# PROBLEM TO SOLVE:
Return each line in the records below that includes "with".

Start of Block

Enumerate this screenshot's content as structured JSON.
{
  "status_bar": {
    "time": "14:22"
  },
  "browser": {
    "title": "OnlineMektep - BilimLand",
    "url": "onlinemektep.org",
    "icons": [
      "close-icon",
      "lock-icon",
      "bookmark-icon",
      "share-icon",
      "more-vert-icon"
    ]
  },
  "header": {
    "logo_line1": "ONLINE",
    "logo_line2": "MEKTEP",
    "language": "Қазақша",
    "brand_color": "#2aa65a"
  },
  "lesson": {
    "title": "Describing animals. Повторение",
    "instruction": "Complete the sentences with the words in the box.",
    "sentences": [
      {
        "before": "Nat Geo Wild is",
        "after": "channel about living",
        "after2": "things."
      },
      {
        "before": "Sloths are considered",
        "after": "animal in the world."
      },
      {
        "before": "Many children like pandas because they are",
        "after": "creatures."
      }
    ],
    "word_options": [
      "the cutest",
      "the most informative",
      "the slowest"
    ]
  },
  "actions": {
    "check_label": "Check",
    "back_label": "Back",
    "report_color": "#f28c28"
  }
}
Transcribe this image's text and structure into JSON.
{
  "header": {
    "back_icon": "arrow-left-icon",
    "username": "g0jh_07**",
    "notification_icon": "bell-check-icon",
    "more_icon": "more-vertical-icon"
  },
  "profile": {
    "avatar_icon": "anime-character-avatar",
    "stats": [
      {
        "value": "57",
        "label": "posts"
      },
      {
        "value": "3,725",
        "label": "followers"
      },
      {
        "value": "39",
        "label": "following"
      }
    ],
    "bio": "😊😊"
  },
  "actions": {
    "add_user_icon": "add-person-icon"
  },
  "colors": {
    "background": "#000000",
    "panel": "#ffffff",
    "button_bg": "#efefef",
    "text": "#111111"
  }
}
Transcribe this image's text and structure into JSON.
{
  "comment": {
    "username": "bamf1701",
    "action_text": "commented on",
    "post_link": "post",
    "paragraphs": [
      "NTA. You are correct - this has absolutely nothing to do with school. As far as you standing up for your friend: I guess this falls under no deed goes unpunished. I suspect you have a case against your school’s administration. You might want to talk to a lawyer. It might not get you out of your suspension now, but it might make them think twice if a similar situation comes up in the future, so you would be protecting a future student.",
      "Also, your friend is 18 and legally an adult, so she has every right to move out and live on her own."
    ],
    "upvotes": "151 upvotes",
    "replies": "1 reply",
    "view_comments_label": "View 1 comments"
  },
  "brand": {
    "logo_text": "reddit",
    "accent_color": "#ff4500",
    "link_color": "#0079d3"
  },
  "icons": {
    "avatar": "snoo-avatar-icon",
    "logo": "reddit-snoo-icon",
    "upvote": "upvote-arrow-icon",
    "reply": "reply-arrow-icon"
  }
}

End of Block

# SOLVED PROBLEM:
    "instruction": "Complete the sentences with the words in the box.",
      "NTA. You are correct - this has absolutely nothing to do with school. As far as you standing up for your friend: I guess this falls under no deed goes unpunished. I suspect you have a case against your school’s administration. You might want to talk to a lawyer. It might not get you out of your suspension now, but it might make them think twice if a similar situation comes up in the future, so you would be protecting a future student.",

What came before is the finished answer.